The St. Louis 5th Grade Girls Basketball team took to the floor Tuesday night against St. Nicholas at St. Nicholas. The team had an impressive effort and continued to improve. The Cardinals were victorious with a score of 28 to 4.They improved their record to 3-3. Scoring for the Cardinals were Maria Voegle with 1 point, Lucy Abplanalp and Kenzie Maple with 2 points each, Isabel Raab with 4 points, and Veronica King with 19 points. The highlight of the game was that now all girls on the 5th Grade team have scored in a game.The 5th Grade Lady Cardinals are back in action again Thursday February 8, 2018 against Greendale at Central Elementary.Courtesy of Cardinals Coach Rob King.The 6th Grade St Louis Lady Cardinals came away with another victory on Tuesday evening, taking down the Lady Trojans of St Nicholas, on their home court, by a score of 14-4.Balanced scoring and another strong defensive performance allowed the Cardinals to hold the Trojans scoreless in the 2nd half.The Cardinals will look to get their 6th win of the season on the road this Thursday as they travel to Greendale to take on the Bengals.
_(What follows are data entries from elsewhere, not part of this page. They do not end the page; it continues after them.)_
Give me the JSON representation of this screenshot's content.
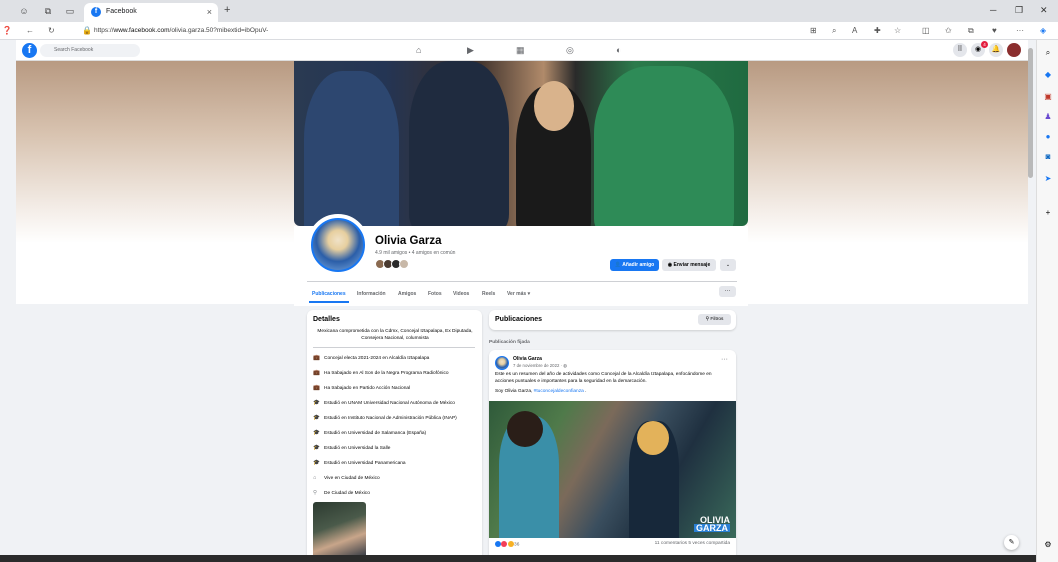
{
  "browser": {
    "tab_title": "Facebook",
    "url_prefix": "https://",
    "url_host": "www.facebook.com",
    "url_path": "/olivia.garza.50?mibextid=ibOpuV-",
    "new_tab": "+",
    "close_tab": "×"
  },
  "fb": {
    "logo": "f",
    "search_placeholder": "Search Facebook",
    "notif_badge": "4"
  },
  "profile": {
    "name": "Olivia Garza",
    "friends": "4.9 mil amigos • 4 amigos en común",
    "add_friend": "Añadir amigo",
    "send_message": "Enviar mensaje",
    "more": "⌄",
    "tabs": [
      "Publicaciones",
      "Información",
      "Amigos",
      "Fotos",
      "Videos",
      "Reels",
      "Ver más ▾"
    ],
    "tabs_more": "···"
  },
  "details": {
    "title": "Detalles",
    "bio": "Mexicana comprometida con la Cdmx, Concejal Iztapalapa, Ex Diputada, Consejera Nacional, columnista",
    "items": [
      {
        "icon": "briefcase-icon",
        "text": "Concejal electa 2021-2024 en Alcaldía Iztapalapa"
      },
      {
        "icon": "briefcase-icon",
        "text": "Ha trabajado en Al Son de la Negra Programa Radiofónico"
      },
      {
        "icon": "briefcase-icon",
        "text": "Ha trabajado en Partido Acción Nacional"
      },
      {
        "icon": "graduation-cap-icon",
        "text": "Estudió en UNAM Universidad Nacional Autónoma de México"
      },
      {
        "icon": "graduation-cap-icon",
        "text": "Estudió en Instituto Nacional de Administración Pública (INAP)"
      },
      {
        "icon": "graduation-cap-icon",
        "text": "Estudió en Universidad de Salamanca (España)"
      },
      {
        "icon": "graduation-cap-icon",
        "text": "Estudió en Universidad la Salle"
      },
      {
        "icon": "graduation-cap-icon",
        "text": "Estudió en Universidad Panamericana"
      },
      {
        "icon": "home-icon",
        "text": "Vive en Ciudad de México"
      },
      {
        "icon": "location-pin-icon",
        "text": "De Ciudad de México"
      }
    ]
  },
  "publications": {
    "title": "Publicaciones",
    "filters": "⚲ Filtros",
    "pinned": "Publicación fijada",
    "post": {
      "author": "Olivia Garza",
      "date": "7 de noviembre de 2022 · ◍",
      "text": "Este es un resumen del año de actividades como Concejal de la Alcaldía Iztapalapa, enfocándome en acciones puntuales e importantes para la seguridad en la demarcación.",
      "sign_prefix": "Soy Olivia Garza, ",
      "hashtag": "#tuconcejaldeconfianza",
      "sign_suffix": " .",
      "image_logo_line1": "OLIVIA",
      "image_logo_line2": "GARZA",
      "reaction_count": "36",
      "comments": "11 comentarios  5 veces compartida"
    }
  },
  "colors": {
    "fb_blue": "#1877f2",
    "page_bg": "#f0f2f5"
  }
}
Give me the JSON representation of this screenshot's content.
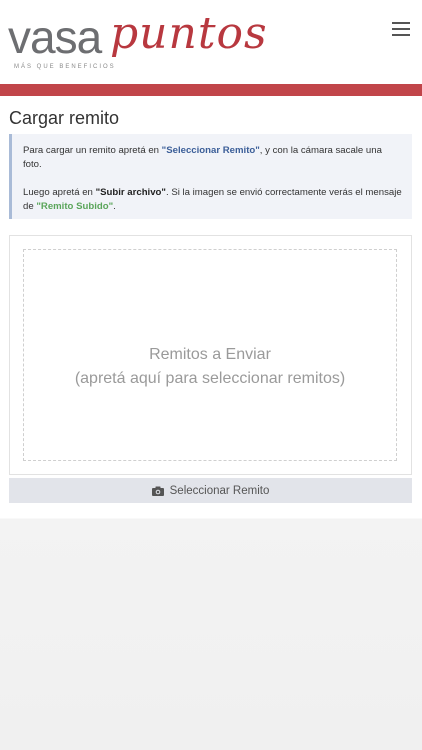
{
  "header": {
    "logo_part1": "vasa",
    "logo_part2": "puntos",
    "logo_tagline": "más que beneficios",
    "menu_icon": "hamburger-icon"
  },
  "colors": {
    "brand_red": "#c1454a",
    "link_blue": "#3b5e98",
    "success_green": "#5aa55a"
  },
  "page": {
    "title": "Cargar remito"
  },
  "info": {
    "line1_pre": "Para cargar un remito apretá en ",
    "line1_link": "\"Seleccionar Remito\"",
    "line1_post": ", y con la cámara sacale una foto.",
    "line2_pre": "Luego apretá en ",
    "line2_bold": "\"Subir archivo\"",
    "line2_mid": ". Si la imagen se envió correctamente verás el mensaje de ",
    "line2_success": "\"Remito Subido\"",
    "line2_end": "."
  },
  "dropzone": {
    "line1": "Remitos a Enviar",
    "line2": "(apretá aquí para seleccionar remitos)"
  },
  "select_button": {
    "label": "Seleccionar Remito",
    "icon": "camera-icon"
  }
}
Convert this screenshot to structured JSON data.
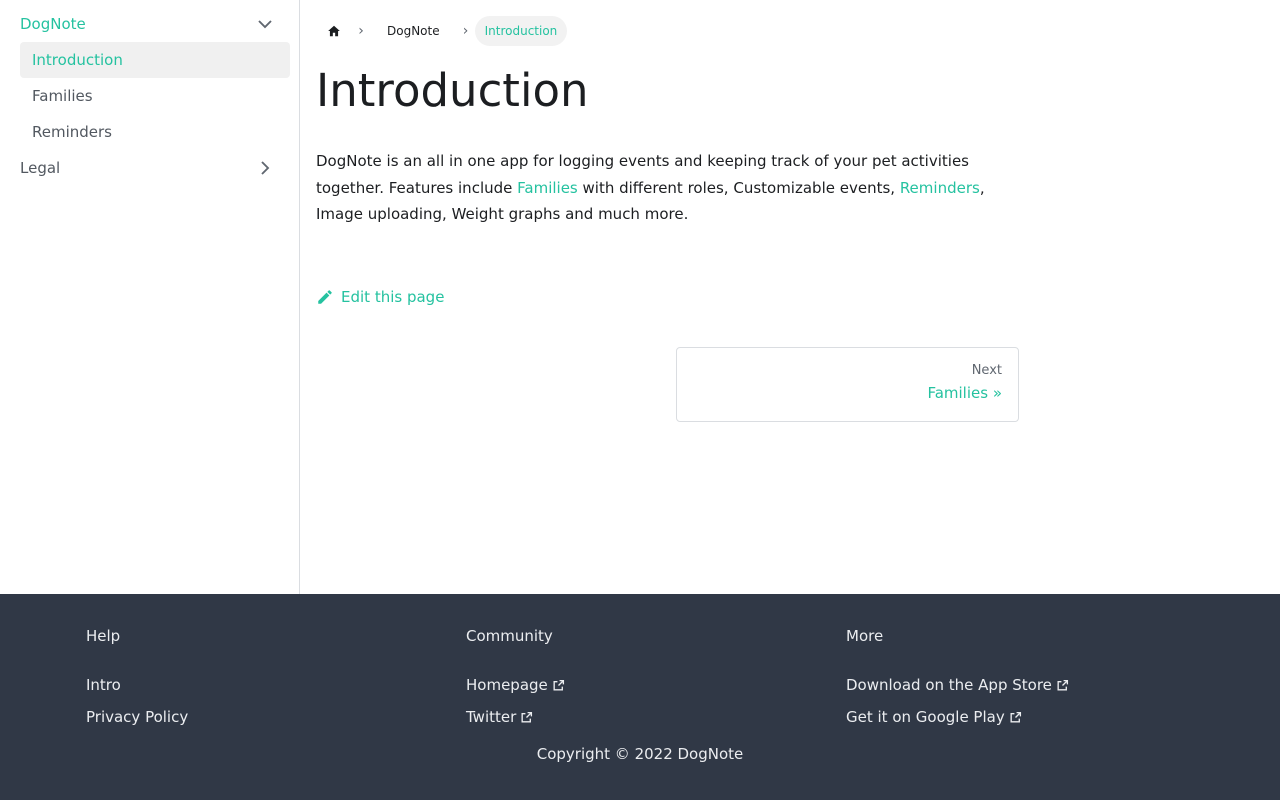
{
  "sidebar": {
    "categories": [
      {
        "label": "DogNote",
        "expanded": true,
        "items": [
          "Introduction",
          "Families",
          "Reminders"
        ]
      },
      {
        "label": "Legal",
        "expanded": false
      }
    ],
    "active_item": "Introduction"
  },
  "breadcrumbs": {
    "home_icon": "home-icon",
    "items": [
      "DogNote",
      "Introduction"
    ]
  },
  "page": {
    "title": "Introduction",
    "paragraph": {
      "part1": "DogNote is an all in one app for logging events and keeping track of your pet activities together. Features include ",
      "link1": "Families",
      "part2": " with different roles, Customizable events, ",
      "link2": "Reminders",
      "part3": ", Image uploading, Weight graphs and much more."
    },
    "edit_link": "Edit this page"
  },
  "pager": {
    "sub_label": "Next",
    "label": "Families »"
  },
  "footer": {
    "columns": [
      {
        "title": "Help",
        "links": [
          {
            "label": "Intro",
            "external": false
          },
          {
            "label": "Privacy Policy",
            "external": false
          }
        ]
      },
      {
        "title": "Community",
        "links": [
          {
            "label": "Homepage",
            "external": true
          },
          {
            "label": "Twitter",
            "external": true
          }
        ]
      },
      {
        "title": "More",
        "links": [
          {
            "label": "Download on the App Store",
            "external": true
          },
          {
            "label": "Get it on Google Play",
            "external": true
          }
        ]
      }
    ],
    "copyright": "Copyright © 2022 DogNote"
  },
  "colors": {
    "accent": "#25c2a0",
    "footer_bg": "#303846",
    "text": "#1c1e21"
  }
}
Currently, the St Louis 6th grade Lady Cardinals have a record of 5-1. Go Cardinals!Courtesy of Cardinals Coach Andy Saner.
Susan M. “Sue” Batta, 60, of Sunman, IN passed away Friday, September 20, 2019 surrounded by loved ones. Sue had a beautiful voice and shared this gift as a cantor at All Saints Parish. She loved crafting and card-making, and built a business with her artistic abilities. Sue showed how greatly she cared for others by helping organize the Prayer Shawl Ministry and the Pax Christi Ministry at All Saints Parish.Sue will be greatly missed by her husband, George, with whom she just celebrated their 41st wedding anniversary on September 9th. Her loving touch will also be missed by her four children Christy (Travis) Stratton of Indianapolis, IN; Andy (Jordan) Batta of Broomfield, CO; Michael (Laura) Batta of Liberty Township, OH; and Emily (Ryan) Hartnett of Harrison, OH. Sue also leaves behind seven grandchildren – Connor, Aubrey, and Luke Stratton; Cora and Colin Batta; Liliana and Charlotte Batta – all who will dearly miss their Mamaw. Sue is survived by her mother Carolyn Lamppert, her brother Steve Lamppert, and her sister Sandy Hammond. She was preceded in death by her father Joseph Lamppert.Sue’s family will receive friends on Wednesday, September 25 at All Saints Parish (Parish Life Center, St. Joseph Campus) from 9:00 – 11:30 am. Rosary will begin at 9:00. Mass of Christian Burial will be held at All Saints Parish (St. Joseph Campus) at noon, immediately followed by burial. Memorials can be made to Sunman Walking Warriors, the American Cancer Society, or All Saints Parish. To offer condolences please go to www.andres-wuestefeldfh.com.